The United States, the United Kingdom, Germany, the Netherlands, Lithuania and Estonia voted against the resolution as 26 additional countries abstained, in what Israel’s ambassador to UNESCO called an improvement to previous UNESCO votes that were supported by Western countries although they contained similar language on Jerusalem. Russia and China were among those backing it.

“We condemn this outrageous decision on the part of UNESCO, which has once again demonstrated its complete lack of credibility and commitment to its own mandate,” Shimon Fogel, chair of Centre for Israel and Jewish Affairs (CIJA), said in a statement.

“Today’s resolution attempts to erase the centrality of Jerusalem and its holy sites to the Jewish People. This flies in the face of 3,000 years of archeological and historical evidence, which undeniably confirm the intrinsic link between the Jewish people and the Western Wall and the Temple Mount. This is all the more shameful given that these have been the holiest sites in Jewish tradition for millennia,” Fogel added.

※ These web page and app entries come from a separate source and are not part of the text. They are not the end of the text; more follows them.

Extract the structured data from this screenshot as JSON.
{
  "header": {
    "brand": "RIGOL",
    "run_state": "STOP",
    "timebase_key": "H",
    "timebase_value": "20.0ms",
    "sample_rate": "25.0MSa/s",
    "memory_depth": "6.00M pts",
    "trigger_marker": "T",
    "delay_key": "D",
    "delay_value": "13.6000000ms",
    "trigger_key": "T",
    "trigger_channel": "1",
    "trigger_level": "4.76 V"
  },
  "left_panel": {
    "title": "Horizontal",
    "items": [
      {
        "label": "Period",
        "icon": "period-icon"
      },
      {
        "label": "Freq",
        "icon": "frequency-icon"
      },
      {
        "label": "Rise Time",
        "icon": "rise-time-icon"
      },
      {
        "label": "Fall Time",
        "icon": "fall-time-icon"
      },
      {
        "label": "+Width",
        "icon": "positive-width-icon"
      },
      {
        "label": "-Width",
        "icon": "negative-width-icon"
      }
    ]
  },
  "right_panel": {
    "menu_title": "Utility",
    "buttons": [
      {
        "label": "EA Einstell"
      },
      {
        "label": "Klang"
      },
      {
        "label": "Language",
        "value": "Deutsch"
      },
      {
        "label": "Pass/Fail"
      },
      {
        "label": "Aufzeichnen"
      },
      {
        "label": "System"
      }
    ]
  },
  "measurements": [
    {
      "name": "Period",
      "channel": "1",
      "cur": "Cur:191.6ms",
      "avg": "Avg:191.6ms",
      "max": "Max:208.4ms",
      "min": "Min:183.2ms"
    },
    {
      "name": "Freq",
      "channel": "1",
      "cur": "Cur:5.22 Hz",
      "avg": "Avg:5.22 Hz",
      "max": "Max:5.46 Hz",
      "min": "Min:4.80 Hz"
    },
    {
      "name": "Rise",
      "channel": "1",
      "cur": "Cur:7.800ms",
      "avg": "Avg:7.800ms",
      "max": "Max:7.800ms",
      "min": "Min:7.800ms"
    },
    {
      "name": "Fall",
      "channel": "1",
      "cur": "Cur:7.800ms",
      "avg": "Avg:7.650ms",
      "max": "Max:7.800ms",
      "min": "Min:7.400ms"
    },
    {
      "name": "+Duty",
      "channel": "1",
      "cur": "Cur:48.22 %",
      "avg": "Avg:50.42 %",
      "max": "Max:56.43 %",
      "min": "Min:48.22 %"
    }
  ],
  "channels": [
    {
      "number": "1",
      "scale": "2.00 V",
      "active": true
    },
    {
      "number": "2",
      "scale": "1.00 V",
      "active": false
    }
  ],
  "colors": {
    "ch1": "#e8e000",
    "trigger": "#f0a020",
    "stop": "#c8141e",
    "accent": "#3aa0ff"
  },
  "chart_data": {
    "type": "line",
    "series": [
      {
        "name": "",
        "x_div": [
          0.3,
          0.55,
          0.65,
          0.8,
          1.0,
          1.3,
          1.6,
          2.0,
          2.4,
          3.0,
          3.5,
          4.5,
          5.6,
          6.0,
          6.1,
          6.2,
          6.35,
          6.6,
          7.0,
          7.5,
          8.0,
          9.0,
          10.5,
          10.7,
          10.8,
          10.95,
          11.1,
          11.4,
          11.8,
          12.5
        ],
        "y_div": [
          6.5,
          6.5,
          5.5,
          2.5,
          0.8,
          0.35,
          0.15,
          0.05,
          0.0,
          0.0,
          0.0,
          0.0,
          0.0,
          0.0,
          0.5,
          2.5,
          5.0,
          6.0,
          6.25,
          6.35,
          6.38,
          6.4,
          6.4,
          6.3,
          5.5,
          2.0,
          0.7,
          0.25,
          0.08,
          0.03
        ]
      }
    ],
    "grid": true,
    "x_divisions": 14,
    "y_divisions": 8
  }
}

“UNESCO’s continued anti-Israel obsession is reckless and will only inflame existing tensions surrounding the Temple Mount. This resolution is a symptom of the long-standing Palestinian and the larger Arab world’s rejection of the historical connection between Jerusalem and the Jewish People. Sadly, this rejection continues to serve as a barrier to peace.”

In a statement, B’nai Brith Canada said the resolution could provoke further terrorism against Jews.

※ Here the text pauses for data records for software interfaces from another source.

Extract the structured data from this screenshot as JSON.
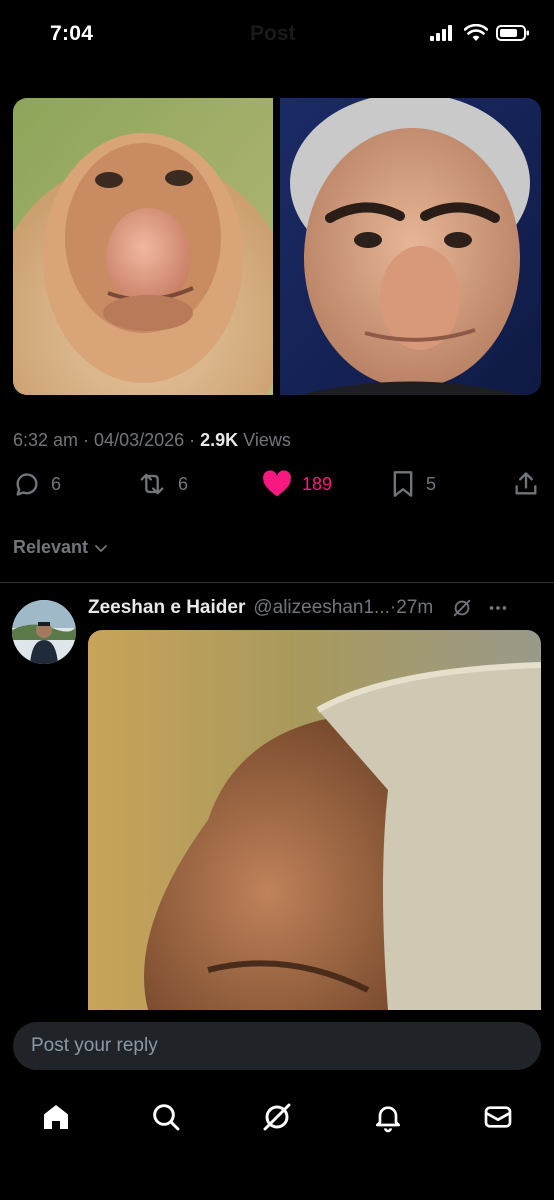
{
  "status_bar": {
    "time": "7:04",
    "title": "Post"
  },
  "post": {
    "left_image": "proboscis-monkey-face",
    "right_image": "man-with-large-nose-face",
    "meta": {
      "time": "6:32 am",
      "sep1": " · ",
      "date": "04/03/2026",
      "sep2": " · ",
      "views": "2.9K",
      "views_label": " Views"
    },
    "actions": {
      "replies": "6",
      "reposts": "6",
      "likes": "189",
      "bookmarks": "5"
    },
    "colors": {
      "like": "#f91880",
      "muted": "#71767b"
    }
  },
  "sort": {
    "label": "Relevant"
  },
  "reply": {
    "name": "Zeeshan e Haider",
    "handle": "@alizeeshan1...",
    "sep": " · ",
    "age": "27m",
    "image": "close-up-large-nose"
  },
  "composer": {
    "placeholder": "Post your reply"
  },
  "nav": [
    "home-icon",
    "search-icon",
    "grok-icon",
    "notifications-icon",
    "messages-icon"
  ]
}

“By furthering the libel that Israel is ‘carrying out aggressions’ against Palestinian schoolchildren and restricting Muslims from worshipping at these holy sites, UNESCO is now complicit in incitement against Jews,” said B’nai Brith CEO Michael Mostyn. “This resolution is only adding fuel to the fire of anti-Semitism already being promoted by the Palestinian Authority.”

Foreign Affairs Minister Stéphane Dion also signalled his displeasure, tweeting: “Deeply disappointed @UNESCO World Heritage Committee decision ignoring link of holy sites to #Judaism in #Jerusalem.”

Classified as pertaining to “Occupied Palestine,” the UNESCO resolution passed last week was submitted by Algeria, Egypt, Lebanon, Morocco, Oman, Qatar and Sudan. While it affirms “the importance of the Old City of Jerusalem and its walls for the three monotheistic religions,” it contains two references to Judaism: one in describing holy sites in Hebron and the other in decrying “the enforced creation of a new Jewish prayer platform south of the Mughrabi Ascent in Al-Buraq Plaza.”

The so-called al-Buraq Plaza is better known as the Western Wall Plaza – possibly Judaism’s holiest site. The use of the Arabic-language name is a recent development lifted from Hamas literature, according to the Simon Wiesenthal Center.